[Records from a data collection]
=======
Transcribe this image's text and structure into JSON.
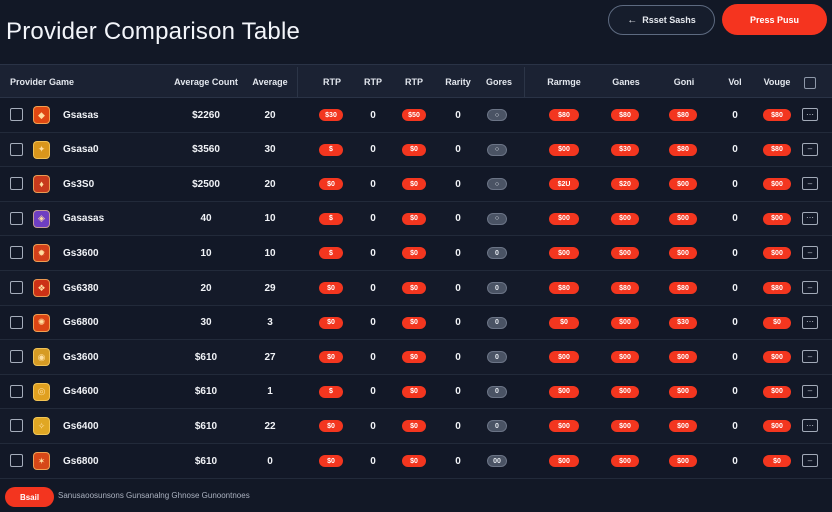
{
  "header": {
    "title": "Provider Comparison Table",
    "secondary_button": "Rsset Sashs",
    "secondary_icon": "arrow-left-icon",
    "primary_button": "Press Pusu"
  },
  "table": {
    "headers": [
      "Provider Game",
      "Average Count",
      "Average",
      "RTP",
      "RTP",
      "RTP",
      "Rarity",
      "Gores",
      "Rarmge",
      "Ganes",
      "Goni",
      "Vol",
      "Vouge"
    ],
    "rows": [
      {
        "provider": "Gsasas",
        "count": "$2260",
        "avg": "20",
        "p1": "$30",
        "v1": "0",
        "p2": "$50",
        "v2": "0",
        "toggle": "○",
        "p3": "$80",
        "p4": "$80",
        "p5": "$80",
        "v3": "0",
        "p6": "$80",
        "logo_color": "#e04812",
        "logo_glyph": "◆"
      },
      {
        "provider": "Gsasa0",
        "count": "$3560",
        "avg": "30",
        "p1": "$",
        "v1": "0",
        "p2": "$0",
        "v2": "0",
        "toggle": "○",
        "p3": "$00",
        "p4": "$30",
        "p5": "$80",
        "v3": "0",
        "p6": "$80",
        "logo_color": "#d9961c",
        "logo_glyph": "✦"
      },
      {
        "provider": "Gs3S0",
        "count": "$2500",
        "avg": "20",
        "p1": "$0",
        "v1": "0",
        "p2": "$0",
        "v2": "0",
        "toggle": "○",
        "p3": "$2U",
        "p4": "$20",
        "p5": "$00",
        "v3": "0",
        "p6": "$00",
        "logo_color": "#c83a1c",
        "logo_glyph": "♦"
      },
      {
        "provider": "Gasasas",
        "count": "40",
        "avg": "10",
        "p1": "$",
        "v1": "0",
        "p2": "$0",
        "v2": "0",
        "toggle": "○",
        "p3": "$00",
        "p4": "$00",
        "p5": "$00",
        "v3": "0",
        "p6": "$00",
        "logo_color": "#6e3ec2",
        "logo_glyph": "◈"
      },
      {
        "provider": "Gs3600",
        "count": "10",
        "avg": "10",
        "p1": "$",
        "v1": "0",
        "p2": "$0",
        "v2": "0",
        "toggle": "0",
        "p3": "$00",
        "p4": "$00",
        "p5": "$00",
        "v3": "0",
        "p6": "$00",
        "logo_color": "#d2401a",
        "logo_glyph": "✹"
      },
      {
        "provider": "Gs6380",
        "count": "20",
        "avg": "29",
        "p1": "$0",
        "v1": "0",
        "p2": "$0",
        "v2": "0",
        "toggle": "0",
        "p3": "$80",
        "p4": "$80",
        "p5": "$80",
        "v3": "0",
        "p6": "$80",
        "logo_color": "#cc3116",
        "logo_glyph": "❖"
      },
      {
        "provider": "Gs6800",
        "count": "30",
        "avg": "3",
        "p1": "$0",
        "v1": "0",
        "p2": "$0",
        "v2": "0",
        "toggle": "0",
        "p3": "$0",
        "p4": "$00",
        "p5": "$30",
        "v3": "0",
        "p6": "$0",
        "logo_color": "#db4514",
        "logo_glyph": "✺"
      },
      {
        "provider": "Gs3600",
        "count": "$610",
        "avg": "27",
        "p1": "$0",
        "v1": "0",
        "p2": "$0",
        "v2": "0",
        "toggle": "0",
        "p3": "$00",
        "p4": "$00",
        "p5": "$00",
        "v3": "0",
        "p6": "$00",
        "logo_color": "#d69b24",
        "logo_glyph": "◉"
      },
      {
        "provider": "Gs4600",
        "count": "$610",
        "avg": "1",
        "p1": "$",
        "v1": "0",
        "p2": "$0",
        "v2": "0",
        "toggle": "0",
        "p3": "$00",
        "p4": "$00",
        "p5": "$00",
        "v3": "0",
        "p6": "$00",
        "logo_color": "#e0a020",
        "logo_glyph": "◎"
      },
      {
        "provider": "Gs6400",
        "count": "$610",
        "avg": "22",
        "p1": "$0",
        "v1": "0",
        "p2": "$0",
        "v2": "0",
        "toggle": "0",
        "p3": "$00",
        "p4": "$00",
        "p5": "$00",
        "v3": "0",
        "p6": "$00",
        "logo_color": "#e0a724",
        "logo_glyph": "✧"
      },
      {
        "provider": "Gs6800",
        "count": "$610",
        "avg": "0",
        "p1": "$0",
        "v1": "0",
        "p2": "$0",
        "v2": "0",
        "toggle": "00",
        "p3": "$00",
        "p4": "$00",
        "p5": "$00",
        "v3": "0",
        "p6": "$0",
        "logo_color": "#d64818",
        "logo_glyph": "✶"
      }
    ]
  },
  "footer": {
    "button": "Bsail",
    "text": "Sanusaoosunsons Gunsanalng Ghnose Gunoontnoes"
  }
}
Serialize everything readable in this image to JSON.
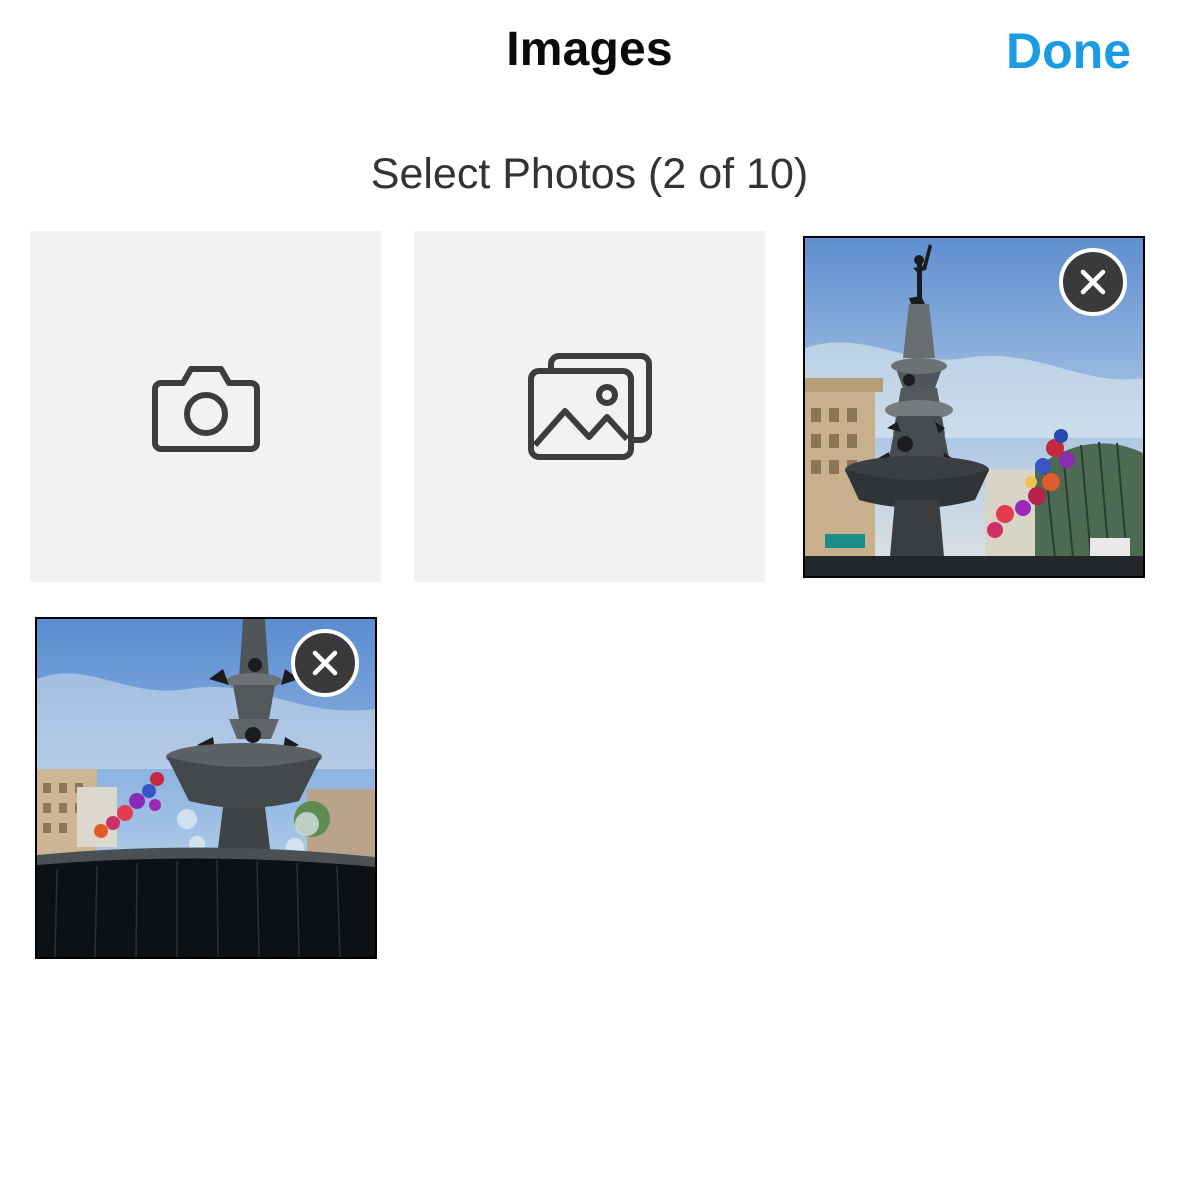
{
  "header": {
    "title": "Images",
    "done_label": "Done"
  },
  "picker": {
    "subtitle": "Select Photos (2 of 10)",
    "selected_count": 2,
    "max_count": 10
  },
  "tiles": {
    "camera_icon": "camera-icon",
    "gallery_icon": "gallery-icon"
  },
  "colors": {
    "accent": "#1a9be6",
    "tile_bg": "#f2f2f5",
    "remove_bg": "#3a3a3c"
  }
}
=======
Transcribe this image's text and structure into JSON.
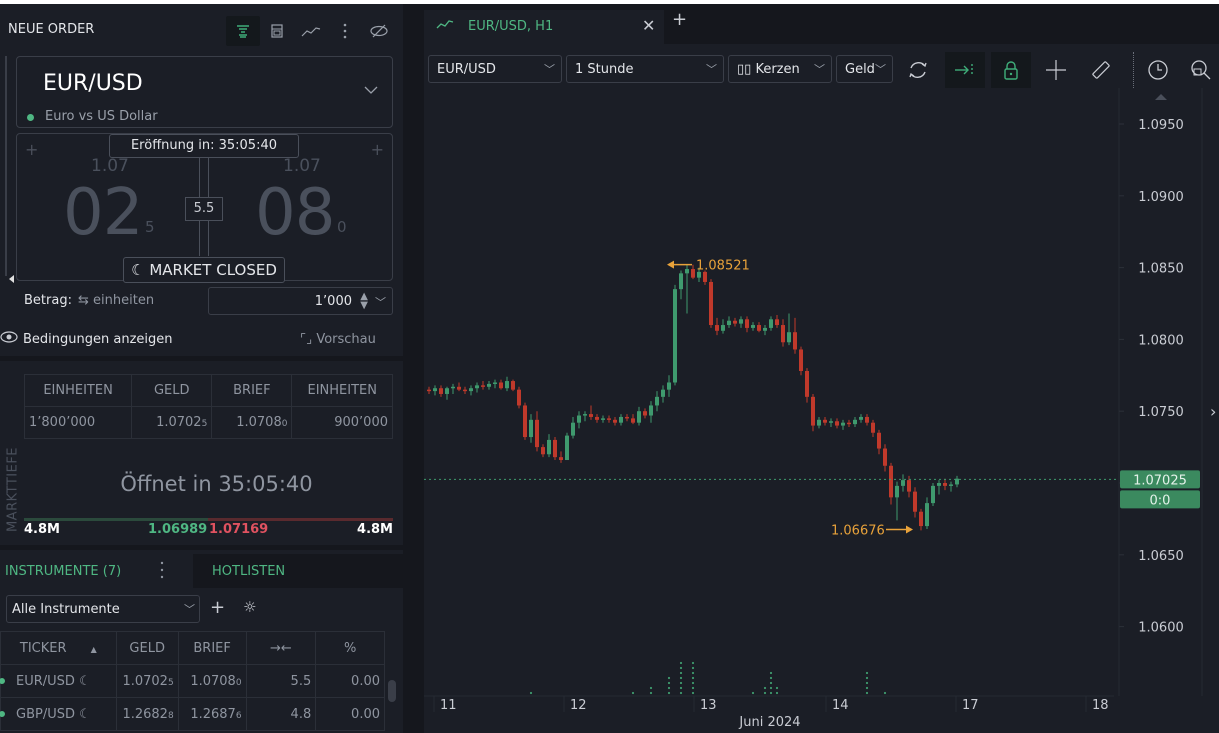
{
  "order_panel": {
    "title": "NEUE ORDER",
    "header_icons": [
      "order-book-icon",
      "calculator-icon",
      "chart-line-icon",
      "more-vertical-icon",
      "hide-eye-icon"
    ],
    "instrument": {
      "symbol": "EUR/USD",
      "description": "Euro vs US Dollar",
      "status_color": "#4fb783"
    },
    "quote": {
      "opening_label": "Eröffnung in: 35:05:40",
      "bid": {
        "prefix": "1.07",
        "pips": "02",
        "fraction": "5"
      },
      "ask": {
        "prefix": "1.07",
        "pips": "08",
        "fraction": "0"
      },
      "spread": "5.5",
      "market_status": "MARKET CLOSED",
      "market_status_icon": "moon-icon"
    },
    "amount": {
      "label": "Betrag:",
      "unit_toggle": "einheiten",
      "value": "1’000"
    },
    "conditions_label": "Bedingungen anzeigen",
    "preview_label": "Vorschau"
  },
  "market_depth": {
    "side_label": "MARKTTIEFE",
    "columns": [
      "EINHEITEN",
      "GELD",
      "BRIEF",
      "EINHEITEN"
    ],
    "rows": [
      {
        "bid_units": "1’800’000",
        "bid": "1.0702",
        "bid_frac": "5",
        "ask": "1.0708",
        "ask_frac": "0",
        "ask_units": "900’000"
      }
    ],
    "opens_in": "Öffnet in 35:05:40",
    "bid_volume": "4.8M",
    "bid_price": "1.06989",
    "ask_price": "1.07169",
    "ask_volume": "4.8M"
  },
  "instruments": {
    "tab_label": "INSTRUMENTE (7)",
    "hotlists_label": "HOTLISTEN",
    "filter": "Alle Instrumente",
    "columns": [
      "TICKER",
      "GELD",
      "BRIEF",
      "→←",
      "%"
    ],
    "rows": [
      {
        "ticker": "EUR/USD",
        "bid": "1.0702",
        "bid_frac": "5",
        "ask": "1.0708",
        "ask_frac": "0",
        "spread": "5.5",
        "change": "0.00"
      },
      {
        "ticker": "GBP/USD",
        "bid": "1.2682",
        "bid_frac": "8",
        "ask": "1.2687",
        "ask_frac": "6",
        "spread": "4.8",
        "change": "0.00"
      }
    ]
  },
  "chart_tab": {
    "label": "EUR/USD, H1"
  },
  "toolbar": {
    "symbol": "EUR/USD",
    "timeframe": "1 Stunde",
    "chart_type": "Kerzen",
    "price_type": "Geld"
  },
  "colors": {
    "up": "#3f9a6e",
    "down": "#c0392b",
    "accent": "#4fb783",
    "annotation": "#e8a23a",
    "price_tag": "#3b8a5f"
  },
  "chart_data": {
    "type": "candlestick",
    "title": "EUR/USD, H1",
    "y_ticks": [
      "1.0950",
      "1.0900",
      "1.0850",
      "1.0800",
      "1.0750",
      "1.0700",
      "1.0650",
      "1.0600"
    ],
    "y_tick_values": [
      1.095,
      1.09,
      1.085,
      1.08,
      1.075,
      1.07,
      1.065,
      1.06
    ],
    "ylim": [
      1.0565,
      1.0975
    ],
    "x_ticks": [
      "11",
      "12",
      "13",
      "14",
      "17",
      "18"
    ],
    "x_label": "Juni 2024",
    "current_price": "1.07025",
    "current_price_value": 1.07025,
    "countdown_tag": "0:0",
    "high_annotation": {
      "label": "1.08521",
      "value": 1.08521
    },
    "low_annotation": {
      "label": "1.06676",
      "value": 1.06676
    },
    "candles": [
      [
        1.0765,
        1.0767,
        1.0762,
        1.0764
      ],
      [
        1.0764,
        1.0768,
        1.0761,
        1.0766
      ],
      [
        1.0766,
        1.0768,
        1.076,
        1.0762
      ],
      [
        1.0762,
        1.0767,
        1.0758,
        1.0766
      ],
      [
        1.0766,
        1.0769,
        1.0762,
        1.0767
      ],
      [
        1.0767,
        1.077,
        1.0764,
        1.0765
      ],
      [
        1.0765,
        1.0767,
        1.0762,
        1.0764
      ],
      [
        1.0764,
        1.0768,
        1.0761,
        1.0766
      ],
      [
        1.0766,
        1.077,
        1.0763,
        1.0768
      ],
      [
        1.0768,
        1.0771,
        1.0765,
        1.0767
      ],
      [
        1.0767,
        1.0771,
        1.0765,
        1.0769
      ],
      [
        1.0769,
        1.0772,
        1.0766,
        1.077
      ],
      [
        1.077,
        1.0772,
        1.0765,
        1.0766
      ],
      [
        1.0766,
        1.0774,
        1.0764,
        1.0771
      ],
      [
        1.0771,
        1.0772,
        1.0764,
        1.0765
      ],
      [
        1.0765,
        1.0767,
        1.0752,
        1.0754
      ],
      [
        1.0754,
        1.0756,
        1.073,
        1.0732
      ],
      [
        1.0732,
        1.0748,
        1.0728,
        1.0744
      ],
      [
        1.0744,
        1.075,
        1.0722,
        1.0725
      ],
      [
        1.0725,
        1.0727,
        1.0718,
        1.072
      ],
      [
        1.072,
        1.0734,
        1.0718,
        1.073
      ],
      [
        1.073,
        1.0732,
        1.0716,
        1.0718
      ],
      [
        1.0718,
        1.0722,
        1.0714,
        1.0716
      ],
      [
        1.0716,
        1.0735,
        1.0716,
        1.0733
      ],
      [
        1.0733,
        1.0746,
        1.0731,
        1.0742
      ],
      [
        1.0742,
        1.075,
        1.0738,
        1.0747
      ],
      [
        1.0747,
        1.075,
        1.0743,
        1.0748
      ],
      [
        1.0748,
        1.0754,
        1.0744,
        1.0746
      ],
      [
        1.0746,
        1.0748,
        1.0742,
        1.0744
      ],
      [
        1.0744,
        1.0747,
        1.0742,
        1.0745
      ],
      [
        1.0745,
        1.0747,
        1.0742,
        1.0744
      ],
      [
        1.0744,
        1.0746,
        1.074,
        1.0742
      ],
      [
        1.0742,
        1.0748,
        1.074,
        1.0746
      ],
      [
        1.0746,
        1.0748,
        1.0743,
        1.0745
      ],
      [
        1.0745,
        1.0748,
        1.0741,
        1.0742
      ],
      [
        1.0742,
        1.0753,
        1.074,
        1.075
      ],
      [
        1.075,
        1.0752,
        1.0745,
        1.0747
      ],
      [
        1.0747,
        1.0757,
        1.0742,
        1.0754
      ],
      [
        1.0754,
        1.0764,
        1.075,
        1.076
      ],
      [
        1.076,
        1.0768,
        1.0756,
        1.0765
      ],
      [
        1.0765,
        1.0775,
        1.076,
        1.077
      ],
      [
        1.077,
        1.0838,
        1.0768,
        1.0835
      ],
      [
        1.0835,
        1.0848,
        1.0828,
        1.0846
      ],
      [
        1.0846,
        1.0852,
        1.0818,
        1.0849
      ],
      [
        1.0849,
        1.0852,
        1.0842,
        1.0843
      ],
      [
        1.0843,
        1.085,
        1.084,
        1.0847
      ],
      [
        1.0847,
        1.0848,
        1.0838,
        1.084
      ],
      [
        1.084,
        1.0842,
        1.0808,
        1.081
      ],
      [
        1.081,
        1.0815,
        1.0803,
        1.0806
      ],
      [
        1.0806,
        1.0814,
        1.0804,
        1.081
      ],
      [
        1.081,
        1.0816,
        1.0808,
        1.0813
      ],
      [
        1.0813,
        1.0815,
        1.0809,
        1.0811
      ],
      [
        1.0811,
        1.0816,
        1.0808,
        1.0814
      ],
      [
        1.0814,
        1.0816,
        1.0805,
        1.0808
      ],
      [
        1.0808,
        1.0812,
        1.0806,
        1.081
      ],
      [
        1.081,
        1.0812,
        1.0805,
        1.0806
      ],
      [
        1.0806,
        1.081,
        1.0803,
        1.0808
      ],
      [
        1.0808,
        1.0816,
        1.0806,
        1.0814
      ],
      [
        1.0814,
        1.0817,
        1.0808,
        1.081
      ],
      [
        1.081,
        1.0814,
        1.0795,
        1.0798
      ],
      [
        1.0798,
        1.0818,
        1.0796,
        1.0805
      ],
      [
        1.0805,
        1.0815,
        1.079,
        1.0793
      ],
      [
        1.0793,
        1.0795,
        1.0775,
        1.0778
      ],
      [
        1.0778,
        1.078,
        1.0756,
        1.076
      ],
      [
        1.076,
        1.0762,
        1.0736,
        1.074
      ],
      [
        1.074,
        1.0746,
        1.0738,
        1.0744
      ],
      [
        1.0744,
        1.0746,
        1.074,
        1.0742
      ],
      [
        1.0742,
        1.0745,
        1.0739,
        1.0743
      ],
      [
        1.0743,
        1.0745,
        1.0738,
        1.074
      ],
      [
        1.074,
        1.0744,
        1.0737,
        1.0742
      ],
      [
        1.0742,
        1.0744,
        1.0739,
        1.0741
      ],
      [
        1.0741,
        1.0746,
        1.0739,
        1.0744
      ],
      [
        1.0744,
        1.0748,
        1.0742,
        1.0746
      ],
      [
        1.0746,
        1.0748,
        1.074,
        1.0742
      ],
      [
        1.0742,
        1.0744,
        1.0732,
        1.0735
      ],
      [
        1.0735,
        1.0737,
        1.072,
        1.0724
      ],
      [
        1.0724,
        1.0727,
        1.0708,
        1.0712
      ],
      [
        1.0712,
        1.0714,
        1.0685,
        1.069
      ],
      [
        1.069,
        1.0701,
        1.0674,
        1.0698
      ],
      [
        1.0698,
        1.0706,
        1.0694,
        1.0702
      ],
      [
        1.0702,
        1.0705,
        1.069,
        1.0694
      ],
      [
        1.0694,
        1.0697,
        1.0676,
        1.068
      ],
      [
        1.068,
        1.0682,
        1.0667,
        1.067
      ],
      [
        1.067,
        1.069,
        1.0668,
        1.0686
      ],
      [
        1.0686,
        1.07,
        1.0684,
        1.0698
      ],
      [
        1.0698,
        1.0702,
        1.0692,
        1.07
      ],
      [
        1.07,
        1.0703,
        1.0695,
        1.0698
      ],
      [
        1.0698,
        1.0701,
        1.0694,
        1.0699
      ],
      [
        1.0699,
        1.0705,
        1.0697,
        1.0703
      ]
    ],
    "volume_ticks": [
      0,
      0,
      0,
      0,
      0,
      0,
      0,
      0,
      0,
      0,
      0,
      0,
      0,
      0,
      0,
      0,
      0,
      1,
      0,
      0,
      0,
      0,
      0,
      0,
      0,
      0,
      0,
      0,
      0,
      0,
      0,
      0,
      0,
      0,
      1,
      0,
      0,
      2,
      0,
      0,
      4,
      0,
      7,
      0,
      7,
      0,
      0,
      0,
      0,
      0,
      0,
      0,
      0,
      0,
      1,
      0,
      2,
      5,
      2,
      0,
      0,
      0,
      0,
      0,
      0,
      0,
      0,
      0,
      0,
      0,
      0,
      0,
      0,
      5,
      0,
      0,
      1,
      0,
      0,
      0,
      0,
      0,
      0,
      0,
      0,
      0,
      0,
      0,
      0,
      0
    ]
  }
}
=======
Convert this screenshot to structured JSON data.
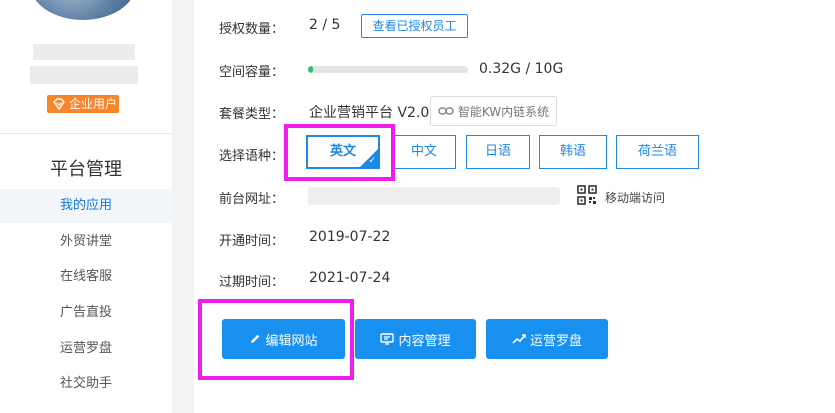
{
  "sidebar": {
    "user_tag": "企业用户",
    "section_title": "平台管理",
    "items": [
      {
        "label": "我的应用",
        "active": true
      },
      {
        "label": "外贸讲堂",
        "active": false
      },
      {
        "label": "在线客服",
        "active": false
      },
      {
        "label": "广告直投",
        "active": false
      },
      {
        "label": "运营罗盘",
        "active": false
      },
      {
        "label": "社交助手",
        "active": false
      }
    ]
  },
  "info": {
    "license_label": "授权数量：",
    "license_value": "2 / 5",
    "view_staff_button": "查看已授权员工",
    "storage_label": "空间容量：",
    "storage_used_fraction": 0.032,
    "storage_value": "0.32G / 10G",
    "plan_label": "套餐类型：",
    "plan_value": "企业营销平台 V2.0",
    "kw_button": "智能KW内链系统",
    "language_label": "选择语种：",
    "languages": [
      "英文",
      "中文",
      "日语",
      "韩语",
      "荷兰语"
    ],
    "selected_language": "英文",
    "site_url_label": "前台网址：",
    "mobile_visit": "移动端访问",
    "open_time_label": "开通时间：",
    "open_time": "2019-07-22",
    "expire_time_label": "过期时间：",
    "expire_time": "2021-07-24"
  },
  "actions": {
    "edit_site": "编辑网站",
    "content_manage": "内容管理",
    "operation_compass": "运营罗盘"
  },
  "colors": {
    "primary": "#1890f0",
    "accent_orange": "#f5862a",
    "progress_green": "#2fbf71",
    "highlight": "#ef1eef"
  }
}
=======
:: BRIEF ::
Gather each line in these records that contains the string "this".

:: TASK RESPONSE ::
Transcribe this image's text and structure into JSON.
Serialize everything readable in this image to JSON.
Transcribe this image's text and structure into JSON.
Convert this screenshot to structured JSON data.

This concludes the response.